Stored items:

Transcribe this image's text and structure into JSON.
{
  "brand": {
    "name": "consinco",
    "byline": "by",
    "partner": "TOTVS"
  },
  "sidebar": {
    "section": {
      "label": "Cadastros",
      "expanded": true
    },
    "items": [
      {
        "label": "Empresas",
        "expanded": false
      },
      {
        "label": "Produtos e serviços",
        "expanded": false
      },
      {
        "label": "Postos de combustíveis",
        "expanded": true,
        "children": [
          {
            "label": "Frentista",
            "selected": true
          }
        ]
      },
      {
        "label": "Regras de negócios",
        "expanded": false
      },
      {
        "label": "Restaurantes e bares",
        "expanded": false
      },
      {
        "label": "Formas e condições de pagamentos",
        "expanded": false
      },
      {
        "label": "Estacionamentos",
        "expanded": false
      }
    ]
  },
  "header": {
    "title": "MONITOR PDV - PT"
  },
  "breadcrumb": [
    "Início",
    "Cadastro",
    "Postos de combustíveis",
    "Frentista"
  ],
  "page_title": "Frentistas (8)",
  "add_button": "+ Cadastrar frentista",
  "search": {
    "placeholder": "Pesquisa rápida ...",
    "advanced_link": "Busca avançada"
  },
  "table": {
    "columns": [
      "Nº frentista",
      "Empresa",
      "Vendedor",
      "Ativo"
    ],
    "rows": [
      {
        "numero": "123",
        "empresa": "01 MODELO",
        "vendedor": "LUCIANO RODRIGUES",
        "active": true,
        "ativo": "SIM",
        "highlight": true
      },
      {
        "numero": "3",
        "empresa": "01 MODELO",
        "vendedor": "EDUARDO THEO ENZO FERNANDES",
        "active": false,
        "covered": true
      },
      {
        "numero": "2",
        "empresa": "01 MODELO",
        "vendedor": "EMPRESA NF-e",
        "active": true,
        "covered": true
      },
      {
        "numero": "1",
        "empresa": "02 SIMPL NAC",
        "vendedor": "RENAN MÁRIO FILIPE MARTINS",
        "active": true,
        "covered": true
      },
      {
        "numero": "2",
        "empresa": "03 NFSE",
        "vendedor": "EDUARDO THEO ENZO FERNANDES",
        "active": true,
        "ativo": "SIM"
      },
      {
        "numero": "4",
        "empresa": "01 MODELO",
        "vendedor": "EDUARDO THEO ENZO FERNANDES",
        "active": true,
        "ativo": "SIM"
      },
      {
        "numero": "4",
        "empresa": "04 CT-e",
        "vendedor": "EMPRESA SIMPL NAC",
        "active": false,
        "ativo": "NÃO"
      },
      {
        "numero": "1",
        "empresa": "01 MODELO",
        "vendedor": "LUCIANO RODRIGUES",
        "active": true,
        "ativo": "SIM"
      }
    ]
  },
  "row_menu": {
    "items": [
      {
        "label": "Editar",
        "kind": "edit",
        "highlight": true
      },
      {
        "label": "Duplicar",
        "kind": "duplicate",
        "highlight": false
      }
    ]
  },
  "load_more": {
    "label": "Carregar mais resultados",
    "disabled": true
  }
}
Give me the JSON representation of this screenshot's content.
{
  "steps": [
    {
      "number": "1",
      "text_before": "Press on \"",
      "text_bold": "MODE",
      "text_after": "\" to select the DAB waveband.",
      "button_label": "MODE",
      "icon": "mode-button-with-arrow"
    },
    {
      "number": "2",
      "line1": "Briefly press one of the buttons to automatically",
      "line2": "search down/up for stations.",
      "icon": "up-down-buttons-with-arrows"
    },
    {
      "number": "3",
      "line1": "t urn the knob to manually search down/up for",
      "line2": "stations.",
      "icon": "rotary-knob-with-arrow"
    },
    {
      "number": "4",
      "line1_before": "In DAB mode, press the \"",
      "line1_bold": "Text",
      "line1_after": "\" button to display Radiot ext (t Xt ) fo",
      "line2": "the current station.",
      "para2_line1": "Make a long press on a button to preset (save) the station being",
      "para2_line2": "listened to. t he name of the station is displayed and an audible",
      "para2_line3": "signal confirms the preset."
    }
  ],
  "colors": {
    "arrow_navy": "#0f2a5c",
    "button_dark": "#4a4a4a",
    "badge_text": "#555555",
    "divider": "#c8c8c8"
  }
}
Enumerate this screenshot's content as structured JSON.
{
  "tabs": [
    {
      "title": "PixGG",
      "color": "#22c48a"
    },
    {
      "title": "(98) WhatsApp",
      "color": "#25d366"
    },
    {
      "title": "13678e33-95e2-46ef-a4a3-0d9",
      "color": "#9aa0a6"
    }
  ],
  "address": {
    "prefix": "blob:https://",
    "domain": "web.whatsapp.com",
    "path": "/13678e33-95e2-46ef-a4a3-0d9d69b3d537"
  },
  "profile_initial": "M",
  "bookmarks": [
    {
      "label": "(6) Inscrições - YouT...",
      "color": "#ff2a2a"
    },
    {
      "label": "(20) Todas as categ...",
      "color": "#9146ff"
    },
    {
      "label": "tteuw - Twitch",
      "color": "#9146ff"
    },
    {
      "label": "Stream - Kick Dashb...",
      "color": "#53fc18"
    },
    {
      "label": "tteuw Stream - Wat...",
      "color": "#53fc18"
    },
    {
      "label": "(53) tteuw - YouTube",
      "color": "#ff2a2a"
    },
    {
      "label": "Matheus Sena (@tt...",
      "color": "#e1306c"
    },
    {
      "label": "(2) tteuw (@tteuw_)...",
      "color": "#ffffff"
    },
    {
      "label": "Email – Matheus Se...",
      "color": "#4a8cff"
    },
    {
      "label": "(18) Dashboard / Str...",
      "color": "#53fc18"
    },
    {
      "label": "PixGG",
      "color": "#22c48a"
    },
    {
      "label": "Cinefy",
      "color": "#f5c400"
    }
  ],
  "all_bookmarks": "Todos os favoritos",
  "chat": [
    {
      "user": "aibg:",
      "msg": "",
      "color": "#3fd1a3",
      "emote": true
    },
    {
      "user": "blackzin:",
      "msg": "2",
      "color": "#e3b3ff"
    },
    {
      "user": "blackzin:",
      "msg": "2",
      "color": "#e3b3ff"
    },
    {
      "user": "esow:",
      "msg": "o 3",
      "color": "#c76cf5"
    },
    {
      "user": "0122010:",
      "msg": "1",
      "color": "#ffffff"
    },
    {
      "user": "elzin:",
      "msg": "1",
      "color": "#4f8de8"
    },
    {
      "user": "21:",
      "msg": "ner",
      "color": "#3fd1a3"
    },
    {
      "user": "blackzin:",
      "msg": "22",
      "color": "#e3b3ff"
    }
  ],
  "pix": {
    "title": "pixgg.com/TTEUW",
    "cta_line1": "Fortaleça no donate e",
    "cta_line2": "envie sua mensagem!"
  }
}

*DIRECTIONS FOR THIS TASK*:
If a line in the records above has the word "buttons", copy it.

*RESULT OF THIS EXERCISE*:
      "line1": "Briefly press one of the buttons to automatically",
      "icon": "up-down-buttons-with-arrows"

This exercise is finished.